[Items from an interface collection]
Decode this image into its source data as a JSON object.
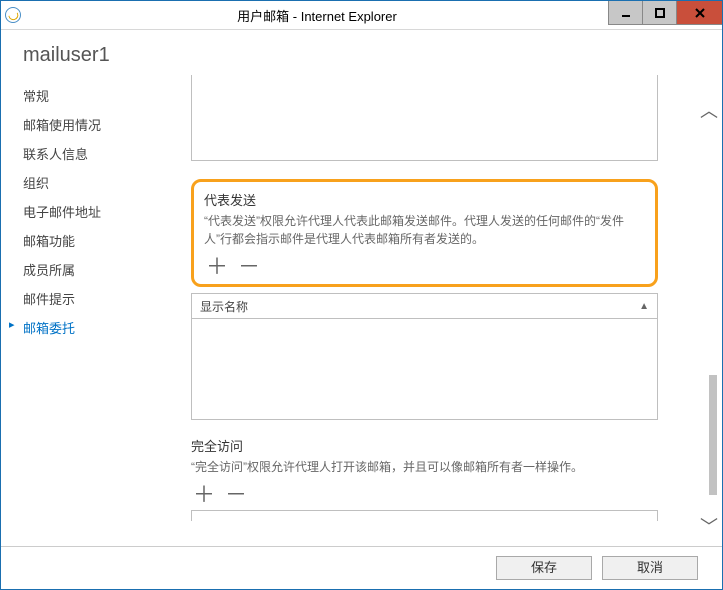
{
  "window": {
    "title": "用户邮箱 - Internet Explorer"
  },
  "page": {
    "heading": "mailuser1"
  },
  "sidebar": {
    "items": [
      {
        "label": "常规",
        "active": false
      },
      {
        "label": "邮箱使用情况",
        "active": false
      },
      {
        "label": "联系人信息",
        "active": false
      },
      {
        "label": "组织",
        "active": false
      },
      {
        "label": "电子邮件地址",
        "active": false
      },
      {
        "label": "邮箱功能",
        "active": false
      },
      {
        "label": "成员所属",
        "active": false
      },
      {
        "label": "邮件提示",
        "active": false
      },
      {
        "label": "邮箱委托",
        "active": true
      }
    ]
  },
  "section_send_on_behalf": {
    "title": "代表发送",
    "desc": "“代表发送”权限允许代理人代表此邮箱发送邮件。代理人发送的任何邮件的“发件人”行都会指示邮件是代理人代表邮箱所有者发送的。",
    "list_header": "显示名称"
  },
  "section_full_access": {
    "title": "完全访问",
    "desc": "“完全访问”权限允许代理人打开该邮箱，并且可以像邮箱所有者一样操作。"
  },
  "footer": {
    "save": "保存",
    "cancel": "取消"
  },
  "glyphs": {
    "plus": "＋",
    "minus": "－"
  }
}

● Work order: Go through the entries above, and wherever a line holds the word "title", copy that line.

● Result of the task:
    "title": "用户邮箱 - Internet Explorer"
    "title": "代表发送",
    "title": "完全访问",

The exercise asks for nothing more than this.